> **Problem details**
From the entries below, list each line with "label".
+ + + + +
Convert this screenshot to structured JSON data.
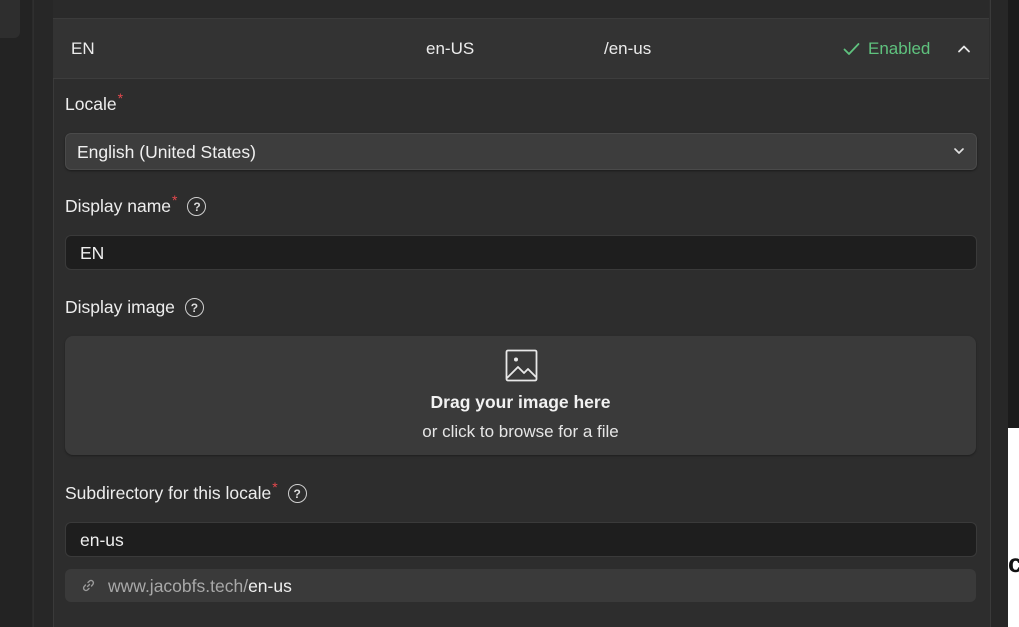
{
  "locale_row": {
    "display_name": "EN",
    "code": "en-US",
    "path": "/en-us",
    "status": "Enabled",
    "status_color": "#5fc27e"
  },
  "form": {
    "locale": {
      "label": "Locale",
      "required_mark": "*",
      "value": "English (United States)"
    },
    "display_name": {
      "label": "Display name",
      "required_mark": "*",
      "help": "?",
      "value": "EN"
    },
    "display_image": {
      "label": "Display image",
      "help": "?",
      "drop_title": "Drag your image here",
      "drop_subtitle": "or click to browse for a file"
    },
    "subdirectory": {
      "label": "Subdirectory for this locale",
      "required_mark": "*",
      "help": "?",
      "value": "en-us"
    },
    "url_preview": {
      "base": "www.jacobfs.tech/",
      "slug": "en-us"
    }
  },
  "edge_fragment": "c"
}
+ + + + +
> **Answer to the exercise**
      "label": "Locale",
      "label": "Display name",
      "label": "Display image",
      "label": "Subdirectory for this locale",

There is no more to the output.